Excerpts from a dataset:
_ _ _ _

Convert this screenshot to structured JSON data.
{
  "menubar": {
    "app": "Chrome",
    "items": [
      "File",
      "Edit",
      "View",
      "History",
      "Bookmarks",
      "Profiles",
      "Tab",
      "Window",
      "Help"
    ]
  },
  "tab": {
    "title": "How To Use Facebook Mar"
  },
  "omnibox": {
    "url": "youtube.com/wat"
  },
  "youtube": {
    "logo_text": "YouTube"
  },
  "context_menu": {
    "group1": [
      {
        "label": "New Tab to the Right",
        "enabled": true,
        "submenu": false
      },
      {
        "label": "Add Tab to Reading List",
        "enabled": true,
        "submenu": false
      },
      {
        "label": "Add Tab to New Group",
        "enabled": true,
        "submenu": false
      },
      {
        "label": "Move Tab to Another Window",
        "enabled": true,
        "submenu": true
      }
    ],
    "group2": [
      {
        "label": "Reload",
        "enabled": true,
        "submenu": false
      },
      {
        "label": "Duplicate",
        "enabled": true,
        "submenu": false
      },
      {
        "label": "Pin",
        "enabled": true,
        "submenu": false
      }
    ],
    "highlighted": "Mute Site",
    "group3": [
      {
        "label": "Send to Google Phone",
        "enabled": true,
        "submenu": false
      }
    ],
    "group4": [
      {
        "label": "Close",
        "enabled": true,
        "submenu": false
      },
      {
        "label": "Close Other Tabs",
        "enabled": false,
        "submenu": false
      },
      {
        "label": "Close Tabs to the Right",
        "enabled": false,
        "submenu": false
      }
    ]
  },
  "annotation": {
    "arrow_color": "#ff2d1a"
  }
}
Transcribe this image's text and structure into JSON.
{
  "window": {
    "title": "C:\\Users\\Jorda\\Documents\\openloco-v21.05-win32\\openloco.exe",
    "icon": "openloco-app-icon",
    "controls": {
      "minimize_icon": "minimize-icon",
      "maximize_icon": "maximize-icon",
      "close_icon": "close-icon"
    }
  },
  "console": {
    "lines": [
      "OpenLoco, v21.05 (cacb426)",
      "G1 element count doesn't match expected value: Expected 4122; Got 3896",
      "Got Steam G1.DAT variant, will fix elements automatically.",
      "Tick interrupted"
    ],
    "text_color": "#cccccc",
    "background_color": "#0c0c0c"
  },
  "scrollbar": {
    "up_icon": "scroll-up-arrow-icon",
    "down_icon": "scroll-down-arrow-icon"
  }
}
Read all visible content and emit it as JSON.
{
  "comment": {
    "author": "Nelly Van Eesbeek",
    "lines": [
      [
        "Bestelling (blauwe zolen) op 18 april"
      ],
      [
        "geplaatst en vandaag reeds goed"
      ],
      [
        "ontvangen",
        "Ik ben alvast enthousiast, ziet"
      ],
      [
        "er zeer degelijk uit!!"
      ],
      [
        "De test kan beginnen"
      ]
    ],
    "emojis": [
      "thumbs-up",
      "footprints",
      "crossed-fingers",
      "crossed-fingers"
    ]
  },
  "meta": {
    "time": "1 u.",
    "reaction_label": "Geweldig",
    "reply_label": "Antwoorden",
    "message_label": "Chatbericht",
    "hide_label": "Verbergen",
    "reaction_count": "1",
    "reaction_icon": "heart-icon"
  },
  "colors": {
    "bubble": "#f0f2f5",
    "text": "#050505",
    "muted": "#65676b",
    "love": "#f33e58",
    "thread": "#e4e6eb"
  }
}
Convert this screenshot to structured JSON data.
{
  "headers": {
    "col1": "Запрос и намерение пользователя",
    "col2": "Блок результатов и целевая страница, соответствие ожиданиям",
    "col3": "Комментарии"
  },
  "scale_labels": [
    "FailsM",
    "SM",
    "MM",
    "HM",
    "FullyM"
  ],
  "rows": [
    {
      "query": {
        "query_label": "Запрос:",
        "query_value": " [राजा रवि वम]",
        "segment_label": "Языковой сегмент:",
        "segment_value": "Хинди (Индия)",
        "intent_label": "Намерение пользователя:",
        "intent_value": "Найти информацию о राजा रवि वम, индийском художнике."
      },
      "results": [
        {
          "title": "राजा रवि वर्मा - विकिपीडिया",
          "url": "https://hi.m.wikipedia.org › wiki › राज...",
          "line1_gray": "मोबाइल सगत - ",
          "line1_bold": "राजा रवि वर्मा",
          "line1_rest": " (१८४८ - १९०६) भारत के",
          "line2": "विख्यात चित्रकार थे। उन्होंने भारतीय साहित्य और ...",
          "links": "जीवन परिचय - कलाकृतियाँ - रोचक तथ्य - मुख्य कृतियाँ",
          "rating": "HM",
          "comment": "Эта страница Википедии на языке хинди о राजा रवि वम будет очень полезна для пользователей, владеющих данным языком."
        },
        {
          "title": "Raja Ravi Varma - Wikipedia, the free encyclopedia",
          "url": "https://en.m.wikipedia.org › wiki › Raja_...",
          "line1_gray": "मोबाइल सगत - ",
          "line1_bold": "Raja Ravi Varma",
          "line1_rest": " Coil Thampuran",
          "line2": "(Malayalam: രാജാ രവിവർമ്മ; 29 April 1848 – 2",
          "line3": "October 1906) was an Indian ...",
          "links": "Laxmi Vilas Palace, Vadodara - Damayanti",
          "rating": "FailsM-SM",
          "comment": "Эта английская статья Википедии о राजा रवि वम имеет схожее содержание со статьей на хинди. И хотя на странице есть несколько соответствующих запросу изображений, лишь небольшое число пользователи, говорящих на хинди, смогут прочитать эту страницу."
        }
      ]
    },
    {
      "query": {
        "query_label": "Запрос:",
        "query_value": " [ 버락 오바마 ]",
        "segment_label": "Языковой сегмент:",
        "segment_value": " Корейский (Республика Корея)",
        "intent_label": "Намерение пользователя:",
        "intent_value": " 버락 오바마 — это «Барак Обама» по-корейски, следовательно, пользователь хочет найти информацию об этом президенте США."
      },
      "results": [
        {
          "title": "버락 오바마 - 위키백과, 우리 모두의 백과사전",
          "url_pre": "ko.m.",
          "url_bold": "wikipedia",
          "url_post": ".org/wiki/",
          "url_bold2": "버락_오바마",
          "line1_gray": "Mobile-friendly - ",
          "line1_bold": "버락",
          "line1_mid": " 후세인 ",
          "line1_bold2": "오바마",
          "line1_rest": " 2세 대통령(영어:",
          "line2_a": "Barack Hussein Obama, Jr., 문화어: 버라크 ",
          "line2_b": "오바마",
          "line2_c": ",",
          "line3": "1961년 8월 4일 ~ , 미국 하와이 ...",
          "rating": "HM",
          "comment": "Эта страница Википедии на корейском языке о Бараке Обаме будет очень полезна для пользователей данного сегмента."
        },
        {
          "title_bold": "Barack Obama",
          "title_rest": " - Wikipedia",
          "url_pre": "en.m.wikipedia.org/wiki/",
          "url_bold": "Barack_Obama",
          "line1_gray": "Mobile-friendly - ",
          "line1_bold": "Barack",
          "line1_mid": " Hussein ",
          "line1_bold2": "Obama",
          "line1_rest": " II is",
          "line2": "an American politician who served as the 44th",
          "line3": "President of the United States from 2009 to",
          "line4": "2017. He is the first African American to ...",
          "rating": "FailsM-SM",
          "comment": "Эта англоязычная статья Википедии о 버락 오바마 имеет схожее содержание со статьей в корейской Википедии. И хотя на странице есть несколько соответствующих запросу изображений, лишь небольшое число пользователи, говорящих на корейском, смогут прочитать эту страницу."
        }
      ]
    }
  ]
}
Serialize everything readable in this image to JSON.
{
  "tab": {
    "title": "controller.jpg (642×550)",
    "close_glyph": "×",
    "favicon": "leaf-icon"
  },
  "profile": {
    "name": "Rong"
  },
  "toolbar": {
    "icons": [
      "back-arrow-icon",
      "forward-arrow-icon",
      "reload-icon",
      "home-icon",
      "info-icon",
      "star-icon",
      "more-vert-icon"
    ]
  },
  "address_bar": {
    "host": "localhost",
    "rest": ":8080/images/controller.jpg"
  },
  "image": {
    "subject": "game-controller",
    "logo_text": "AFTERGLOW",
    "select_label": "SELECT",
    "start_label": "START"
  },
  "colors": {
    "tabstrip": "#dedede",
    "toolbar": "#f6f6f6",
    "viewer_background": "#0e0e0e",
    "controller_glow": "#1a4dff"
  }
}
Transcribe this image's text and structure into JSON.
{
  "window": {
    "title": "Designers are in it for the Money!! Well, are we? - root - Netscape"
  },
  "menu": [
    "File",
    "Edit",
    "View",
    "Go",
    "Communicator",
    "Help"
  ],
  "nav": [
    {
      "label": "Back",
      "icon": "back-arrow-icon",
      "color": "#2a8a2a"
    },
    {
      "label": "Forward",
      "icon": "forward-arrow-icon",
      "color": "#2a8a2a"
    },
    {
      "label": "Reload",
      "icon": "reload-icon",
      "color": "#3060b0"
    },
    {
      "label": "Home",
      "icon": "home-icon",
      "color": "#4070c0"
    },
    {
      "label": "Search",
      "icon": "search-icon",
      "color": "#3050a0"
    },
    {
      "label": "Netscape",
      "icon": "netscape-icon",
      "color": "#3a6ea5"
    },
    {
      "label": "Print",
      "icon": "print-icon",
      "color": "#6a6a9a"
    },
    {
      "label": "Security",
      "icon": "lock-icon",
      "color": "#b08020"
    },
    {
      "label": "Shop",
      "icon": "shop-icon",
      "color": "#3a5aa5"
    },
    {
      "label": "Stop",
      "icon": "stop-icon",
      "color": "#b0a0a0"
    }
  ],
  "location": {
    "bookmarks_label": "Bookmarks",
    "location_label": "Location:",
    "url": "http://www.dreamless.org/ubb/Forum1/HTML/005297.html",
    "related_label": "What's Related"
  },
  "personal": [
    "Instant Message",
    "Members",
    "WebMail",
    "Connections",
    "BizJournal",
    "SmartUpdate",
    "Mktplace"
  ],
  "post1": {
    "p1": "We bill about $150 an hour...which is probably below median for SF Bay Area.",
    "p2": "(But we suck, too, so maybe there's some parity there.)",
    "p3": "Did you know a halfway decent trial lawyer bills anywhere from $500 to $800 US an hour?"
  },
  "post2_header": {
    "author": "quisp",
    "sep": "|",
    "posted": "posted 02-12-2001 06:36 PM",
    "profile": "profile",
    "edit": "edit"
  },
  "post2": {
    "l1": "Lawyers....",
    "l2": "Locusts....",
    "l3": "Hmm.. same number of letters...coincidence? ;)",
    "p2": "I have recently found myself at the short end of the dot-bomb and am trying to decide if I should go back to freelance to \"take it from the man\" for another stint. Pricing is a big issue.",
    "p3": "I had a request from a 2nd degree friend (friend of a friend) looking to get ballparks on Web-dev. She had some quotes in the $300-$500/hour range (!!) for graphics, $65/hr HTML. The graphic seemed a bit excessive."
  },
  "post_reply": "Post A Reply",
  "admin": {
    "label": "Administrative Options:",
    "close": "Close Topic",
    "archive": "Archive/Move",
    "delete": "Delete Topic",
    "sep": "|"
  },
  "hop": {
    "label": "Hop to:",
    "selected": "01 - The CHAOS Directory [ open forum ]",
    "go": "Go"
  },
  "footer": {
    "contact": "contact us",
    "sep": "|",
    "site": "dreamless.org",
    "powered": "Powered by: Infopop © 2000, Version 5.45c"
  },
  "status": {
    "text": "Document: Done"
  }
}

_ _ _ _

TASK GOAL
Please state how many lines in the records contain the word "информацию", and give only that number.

ANSWER
2